Naturally, I will share the recipe with you, let you judge for yourselves and hopefully inspire you to post some comments of your own.
TEXAS TOFU TACOS
Makes about 12 hearty tacos
18 oz. firm tofu
1 cup cooked crack wheat
½ cup cooked brown rice
2 cloves garlic, minced and mashed
1 small white onion, finely chopped
1 ½ tsps. Salt or to taste
½ tsp. crushed red pepper
1 tsp. whole cumin seed, lightly toasted
3 Tblsp. tomato paste
¼ cup Avanti Savoia all-purpose cooking olive oil
12 corn tortillas
½ cup Monterey Jack cheese, grated
1. Crumble tofu into a bowl with cooked cracked wheat and brown rice.
2. Add minced garlic and chopped onion to tofu-grain mixture along with salt, red pepper, cumin seed and tomato paste. Toss lightly.
3. Heat oil in a large skillet and stir in tofu-grain mixture. Cook 3 or 4 minutes or until sizzling and hot.
4. Heat tortillas home style by placing each one directly on a medium burner, either gas or electric, for just enough time to mark each side. Just a few seconds will be enough and a little practice will make you comfortable with the process.
5. Serve taco mix with heated tortillas and grated cheese. Allow guests to fill their own tacos.
6. Serve with guacamole, salsa and fresh sprigs of cilantro.
Texas Independence Day
On March 2, 2009 Texas celebrated 173 years of independence. We are observing the occasion not only with this post exploring culinary tradition and innovation, but also with a Southwestern “fiesta” for our friends, the East Tennessee Chapter of the American Wine Society. The menu will include Antojitos (Appetizers), Platillo fuerte (Main Course) and Postre (Dessert). The photo on this post is of the Main Course, Open Faced Turkey Tamales with Mole Sauce. Check out our next post with the complete menu, recipes, fiesta photos and a selection of wines carefully chosen to match the many flavors.
MARDI GRAS POSTSCRIPT:

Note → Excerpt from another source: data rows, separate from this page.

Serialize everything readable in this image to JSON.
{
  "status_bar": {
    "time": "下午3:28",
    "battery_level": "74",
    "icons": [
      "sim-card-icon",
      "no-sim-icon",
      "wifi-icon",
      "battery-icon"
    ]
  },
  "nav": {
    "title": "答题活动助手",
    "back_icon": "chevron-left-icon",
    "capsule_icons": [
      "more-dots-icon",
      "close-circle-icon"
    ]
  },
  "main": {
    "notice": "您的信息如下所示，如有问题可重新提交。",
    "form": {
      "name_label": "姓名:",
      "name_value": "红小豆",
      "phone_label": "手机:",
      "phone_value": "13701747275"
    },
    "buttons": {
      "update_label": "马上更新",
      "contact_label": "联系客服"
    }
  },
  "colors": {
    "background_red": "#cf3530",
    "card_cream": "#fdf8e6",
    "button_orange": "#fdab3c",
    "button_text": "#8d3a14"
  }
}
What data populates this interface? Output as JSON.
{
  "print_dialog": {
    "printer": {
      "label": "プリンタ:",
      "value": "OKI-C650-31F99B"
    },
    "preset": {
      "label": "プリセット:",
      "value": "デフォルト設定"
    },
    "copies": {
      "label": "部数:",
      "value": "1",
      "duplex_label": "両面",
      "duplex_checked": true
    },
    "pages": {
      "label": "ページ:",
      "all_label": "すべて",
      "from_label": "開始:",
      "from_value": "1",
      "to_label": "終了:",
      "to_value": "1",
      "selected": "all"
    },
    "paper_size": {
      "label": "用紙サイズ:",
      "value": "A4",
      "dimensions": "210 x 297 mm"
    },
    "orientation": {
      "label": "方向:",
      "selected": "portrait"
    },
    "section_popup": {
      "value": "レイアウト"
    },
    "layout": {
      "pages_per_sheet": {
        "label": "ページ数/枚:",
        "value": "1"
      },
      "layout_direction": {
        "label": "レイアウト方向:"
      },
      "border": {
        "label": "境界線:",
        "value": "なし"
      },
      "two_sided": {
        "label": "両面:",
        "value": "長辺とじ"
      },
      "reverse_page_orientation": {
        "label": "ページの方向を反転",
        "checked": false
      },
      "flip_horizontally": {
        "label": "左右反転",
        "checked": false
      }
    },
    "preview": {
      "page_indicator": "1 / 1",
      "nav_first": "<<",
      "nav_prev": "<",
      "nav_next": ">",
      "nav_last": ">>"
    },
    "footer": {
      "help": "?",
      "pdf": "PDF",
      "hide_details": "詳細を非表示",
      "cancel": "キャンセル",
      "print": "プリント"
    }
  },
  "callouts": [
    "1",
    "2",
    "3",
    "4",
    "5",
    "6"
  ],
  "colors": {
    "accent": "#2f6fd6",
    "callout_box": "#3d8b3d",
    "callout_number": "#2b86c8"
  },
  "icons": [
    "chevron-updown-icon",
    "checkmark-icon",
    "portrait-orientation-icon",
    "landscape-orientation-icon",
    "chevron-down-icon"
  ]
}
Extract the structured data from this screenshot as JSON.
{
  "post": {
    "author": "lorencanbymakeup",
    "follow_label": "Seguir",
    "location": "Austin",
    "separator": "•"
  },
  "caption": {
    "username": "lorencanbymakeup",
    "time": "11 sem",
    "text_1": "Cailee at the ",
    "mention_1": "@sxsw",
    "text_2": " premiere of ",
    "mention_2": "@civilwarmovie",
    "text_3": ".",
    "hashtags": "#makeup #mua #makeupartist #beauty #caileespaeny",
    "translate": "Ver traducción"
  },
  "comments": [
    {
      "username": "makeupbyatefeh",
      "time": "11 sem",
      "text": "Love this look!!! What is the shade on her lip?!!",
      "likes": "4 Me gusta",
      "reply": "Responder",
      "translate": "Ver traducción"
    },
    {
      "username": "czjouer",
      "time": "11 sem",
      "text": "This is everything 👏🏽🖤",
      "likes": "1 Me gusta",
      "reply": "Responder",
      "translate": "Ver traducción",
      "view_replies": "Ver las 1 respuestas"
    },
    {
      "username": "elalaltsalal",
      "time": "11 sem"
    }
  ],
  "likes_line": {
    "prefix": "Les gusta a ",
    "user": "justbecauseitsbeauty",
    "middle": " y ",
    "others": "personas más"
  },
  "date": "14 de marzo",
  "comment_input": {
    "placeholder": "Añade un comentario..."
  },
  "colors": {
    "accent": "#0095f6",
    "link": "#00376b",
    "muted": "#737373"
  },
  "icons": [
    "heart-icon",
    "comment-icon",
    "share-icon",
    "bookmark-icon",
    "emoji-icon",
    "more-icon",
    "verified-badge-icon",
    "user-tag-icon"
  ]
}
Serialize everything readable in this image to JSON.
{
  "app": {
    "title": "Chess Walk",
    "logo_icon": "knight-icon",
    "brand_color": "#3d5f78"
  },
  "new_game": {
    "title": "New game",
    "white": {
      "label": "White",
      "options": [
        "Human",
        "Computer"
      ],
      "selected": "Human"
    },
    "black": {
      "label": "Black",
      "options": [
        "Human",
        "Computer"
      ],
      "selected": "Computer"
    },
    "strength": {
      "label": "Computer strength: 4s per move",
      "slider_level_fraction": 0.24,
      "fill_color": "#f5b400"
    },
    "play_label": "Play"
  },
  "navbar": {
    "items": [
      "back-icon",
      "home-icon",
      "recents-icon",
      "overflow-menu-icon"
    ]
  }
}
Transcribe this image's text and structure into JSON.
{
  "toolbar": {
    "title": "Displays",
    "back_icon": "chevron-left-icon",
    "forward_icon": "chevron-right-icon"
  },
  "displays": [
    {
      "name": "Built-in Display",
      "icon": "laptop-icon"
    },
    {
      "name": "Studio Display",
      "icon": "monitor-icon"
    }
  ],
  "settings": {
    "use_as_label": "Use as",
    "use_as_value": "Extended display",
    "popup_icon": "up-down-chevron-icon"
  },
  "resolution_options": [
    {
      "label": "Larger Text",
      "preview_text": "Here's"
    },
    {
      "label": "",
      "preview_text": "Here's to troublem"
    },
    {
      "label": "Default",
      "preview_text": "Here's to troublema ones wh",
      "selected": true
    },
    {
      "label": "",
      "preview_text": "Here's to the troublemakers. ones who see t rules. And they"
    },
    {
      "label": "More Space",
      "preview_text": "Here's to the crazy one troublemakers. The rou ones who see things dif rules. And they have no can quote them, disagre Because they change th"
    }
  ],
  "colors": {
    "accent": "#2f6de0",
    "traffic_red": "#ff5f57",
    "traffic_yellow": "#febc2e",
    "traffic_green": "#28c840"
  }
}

Sometimes it’s easy to let simple things slip your mind. Like for instance, just how luscious our Carnaroli rice from Cascina Belvedere really is. Aroma, flavor, beautiful appearance and delicate texture... this plump, white rice from the Piedmont and Lombardy regions almost upstaged the gumbo we served with it for Mardi gras.